◆ **Source information**:

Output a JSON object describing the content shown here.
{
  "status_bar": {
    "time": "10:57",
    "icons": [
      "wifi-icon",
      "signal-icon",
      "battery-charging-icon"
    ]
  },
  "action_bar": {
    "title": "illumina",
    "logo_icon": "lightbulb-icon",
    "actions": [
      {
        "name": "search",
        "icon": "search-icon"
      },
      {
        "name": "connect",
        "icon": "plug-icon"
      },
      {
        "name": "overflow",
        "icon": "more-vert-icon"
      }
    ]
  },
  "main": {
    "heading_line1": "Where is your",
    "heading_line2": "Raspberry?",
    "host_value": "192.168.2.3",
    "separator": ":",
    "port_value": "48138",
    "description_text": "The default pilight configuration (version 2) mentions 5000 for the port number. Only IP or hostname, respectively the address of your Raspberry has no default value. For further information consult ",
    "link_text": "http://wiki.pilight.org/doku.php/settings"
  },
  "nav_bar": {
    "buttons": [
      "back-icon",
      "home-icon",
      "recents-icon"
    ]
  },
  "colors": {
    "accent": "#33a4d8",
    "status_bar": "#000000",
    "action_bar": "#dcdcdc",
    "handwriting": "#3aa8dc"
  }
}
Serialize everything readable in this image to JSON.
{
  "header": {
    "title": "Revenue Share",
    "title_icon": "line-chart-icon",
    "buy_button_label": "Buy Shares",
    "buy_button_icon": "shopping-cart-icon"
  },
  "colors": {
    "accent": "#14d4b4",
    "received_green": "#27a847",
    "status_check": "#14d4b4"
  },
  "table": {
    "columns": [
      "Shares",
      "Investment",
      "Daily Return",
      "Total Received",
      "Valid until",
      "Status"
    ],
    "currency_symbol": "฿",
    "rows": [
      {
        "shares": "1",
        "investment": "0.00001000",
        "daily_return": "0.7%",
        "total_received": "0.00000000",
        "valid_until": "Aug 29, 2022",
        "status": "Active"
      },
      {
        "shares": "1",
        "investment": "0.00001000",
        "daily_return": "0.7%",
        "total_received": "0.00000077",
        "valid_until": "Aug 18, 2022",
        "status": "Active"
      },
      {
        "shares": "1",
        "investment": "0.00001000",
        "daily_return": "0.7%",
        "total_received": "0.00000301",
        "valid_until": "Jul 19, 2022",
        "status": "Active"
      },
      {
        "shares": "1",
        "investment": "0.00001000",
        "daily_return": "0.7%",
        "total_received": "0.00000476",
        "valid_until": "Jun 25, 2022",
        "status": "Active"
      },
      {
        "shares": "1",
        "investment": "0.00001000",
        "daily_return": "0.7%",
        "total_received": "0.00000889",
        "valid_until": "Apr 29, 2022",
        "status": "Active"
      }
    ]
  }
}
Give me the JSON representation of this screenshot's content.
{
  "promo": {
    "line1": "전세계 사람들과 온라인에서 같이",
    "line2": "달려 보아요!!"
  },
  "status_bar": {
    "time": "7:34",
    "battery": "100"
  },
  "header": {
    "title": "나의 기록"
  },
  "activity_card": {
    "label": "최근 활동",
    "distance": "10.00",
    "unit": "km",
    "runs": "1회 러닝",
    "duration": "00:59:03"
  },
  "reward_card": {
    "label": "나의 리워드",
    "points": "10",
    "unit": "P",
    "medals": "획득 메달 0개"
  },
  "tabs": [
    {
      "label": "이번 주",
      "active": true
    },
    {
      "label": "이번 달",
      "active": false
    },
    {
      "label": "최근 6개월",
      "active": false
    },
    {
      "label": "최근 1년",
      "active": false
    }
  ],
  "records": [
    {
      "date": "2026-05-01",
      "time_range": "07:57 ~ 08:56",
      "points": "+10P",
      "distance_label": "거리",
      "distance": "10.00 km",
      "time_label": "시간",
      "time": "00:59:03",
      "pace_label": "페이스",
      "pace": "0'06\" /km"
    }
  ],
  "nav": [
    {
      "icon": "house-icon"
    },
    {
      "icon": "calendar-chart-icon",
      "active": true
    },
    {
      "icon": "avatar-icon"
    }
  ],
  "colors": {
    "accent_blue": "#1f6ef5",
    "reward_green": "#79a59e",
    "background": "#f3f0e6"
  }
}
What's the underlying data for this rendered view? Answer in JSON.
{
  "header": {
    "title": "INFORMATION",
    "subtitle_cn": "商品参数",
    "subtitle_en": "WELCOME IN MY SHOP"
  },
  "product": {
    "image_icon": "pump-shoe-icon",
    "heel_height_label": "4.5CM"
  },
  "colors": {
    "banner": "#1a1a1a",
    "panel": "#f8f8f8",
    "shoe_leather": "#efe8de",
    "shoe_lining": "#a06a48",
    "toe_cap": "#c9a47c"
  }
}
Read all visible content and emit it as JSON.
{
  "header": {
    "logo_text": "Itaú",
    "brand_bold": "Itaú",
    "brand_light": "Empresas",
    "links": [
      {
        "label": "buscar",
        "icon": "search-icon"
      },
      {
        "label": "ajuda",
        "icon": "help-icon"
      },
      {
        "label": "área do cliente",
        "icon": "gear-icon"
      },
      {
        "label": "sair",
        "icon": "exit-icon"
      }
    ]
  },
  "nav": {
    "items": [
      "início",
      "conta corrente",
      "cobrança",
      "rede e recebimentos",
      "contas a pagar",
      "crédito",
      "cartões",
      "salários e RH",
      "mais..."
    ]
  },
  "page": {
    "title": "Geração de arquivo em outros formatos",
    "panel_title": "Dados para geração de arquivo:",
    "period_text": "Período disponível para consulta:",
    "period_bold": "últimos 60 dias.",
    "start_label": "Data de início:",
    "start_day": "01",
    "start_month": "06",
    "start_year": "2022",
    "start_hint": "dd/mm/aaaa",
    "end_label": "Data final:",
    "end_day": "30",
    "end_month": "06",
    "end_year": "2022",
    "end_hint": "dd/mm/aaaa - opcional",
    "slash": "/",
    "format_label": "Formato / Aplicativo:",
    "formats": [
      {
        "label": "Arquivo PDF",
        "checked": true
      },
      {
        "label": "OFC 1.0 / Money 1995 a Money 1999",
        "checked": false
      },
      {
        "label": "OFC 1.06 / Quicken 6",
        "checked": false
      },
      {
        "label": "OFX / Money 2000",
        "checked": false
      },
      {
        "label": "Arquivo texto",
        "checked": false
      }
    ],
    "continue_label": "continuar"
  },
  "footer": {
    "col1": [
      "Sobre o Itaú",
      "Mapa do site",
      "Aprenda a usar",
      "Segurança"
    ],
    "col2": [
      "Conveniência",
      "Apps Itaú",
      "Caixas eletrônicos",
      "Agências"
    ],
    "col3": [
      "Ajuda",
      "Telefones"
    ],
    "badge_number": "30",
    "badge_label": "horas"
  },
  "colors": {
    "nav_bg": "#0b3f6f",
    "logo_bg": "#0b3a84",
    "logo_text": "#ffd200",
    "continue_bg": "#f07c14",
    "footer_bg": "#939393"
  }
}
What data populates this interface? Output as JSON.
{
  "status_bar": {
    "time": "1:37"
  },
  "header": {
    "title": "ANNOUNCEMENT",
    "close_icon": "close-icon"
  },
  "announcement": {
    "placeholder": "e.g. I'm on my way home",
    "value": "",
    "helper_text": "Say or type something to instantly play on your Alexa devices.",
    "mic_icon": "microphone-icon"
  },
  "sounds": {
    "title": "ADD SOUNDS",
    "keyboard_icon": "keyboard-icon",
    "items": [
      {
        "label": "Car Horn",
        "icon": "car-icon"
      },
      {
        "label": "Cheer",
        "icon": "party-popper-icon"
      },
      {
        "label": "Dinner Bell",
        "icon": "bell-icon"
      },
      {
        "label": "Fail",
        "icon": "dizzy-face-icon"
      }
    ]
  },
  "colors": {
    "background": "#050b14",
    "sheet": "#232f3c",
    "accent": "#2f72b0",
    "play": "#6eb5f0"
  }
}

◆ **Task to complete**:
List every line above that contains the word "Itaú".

◆ **Response area**:
    "logo_text": "Itaú",
    "brand_bold": "Itaú",
      "Sobre o Itaú",
      "Apps Itaú",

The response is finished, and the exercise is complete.